Scary Stories to Tell in the Dark by Alvin Schwartz
Remember that kid at the slumber party who insisted on telling scary stories and playing Bloody Mary? I was that girl. Yep, I was to blame for that ubiquitous sissy who cried for her mommy in the middle of the night. I was responsible for the “Mad Molly” nightmares that kept all the girls shivering in their bunks at summer camp. All of those morbid stories were spawned by Scary Stories to Tell in the Dark. Even to this day, I will not show up at a campsite without this trusty collection of dark and spooky tales. Some are silly and downright hokey, but a few stories still chill me to the bone. The story about “Harold,” a demonic scarecrow with a thirst for human blood, always gives me the creeps! But what scares me the most about this book are the morbid illustrations. It’s hard to believe those images of bloody hands and impaled scarecrows would cut it in the children’s section. But hey, I’m not going to complain! I turned out perfectly normal…right?

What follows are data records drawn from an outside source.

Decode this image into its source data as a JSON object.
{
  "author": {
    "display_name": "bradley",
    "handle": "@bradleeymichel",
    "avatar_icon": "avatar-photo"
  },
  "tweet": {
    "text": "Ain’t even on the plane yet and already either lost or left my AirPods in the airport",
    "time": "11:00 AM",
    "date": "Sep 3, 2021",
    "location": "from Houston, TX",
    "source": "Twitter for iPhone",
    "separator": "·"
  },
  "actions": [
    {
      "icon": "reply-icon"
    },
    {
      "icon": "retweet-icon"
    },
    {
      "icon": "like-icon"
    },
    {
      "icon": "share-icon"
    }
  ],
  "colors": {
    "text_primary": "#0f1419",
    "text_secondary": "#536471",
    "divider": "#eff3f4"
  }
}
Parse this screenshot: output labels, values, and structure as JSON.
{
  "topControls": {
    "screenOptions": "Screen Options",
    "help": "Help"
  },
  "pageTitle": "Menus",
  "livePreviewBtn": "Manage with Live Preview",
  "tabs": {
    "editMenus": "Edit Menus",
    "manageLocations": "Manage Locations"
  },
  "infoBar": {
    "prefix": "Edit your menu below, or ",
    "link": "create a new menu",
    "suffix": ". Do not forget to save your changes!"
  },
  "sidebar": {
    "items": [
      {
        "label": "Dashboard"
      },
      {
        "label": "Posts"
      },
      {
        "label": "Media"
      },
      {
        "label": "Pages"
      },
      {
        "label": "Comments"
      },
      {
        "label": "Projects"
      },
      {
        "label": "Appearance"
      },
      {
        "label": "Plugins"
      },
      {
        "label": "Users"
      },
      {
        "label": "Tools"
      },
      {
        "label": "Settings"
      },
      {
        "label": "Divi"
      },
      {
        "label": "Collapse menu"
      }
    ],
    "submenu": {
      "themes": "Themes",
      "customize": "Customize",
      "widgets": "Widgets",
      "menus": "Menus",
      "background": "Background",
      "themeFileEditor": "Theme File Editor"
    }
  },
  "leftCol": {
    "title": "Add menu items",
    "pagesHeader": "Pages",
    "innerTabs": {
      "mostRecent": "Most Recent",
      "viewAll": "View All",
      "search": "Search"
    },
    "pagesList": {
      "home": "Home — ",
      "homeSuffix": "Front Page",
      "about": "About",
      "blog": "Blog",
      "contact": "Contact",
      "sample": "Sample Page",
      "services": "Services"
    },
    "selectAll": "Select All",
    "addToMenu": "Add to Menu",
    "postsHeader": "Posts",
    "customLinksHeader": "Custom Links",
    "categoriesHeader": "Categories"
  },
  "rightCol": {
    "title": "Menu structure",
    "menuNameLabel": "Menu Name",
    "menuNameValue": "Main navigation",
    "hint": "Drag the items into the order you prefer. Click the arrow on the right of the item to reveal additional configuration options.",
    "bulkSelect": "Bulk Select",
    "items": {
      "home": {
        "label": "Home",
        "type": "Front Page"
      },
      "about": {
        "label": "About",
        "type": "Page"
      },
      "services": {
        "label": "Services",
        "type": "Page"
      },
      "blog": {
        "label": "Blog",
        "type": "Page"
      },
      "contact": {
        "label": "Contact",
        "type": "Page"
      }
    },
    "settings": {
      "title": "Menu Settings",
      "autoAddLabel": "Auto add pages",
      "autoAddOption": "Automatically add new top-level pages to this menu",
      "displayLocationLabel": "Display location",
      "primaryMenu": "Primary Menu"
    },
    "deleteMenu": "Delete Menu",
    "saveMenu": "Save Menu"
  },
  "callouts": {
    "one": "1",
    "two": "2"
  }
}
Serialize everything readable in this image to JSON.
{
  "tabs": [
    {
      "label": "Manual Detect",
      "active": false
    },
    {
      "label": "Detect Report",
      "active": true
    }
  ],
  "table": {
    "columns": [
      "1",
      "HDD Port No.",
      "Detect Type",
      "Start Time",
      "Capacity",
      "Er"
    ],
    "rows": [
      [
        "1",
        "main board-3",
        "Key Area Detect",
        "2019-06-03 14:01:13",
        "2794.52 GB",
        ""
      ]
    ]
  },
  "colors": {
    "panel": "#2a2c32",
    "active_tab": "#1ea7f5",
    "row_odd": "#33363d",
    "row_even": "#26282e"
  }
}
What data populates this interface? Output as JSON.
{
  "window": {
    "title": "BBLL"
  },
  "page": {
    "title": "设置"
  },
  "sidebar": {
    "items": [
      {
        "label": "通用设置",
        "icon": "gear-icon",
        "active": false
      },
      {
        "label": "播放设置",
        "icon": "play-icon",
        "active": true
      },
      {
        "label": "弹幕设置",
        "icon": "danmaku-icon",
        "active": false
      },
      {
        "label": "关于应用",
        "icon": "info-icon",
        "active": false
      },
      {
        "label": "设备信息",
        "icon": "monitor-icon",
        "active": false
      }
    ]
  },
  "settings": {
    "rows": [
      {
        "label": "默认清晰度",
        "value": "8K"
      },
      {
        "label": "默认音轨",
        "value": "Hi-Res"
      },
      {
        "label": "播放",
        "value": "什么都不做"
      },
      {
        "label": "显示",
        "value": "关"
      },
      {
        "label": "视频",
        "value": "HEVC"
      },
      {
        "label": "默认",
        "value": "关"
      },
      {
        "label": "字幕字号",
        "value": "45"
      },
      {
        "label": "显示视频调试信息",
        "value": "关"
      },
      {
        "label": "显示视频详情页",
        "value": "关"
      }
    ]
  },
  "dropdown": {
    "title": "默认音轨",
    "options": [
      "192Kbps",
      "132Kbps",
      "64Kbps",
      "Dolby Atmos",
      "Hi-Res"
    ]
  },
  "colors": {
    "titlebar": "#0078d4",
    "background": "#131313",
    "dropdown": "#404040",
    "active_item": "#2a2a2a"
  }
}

The Vampire Diaries by L.J. Smith
Forget the WB show and its complicated plotlines. Seriously guys, after the third season I was so done with the tangled web of ancient legacies, vampire/werewolf hybrids and traitorous vampire hunters. Miss one episode and you’re totally lost. If it wasn’t for the eye candy, I doubt I would have made it past the second season. But don’t fret, you can still get all the enjoyment out of the Vampire Diaries without the whiney younger brother and convoluted subplots by reading L.J. Smith’s trilogy. If you’re looking for an action-packed vampire love triangle with intricate plot threads, you should pick up something more contemporary. But if you’re in the mood for a good old-fashioned vampire love story with lots of teeny angst, give this series a shot.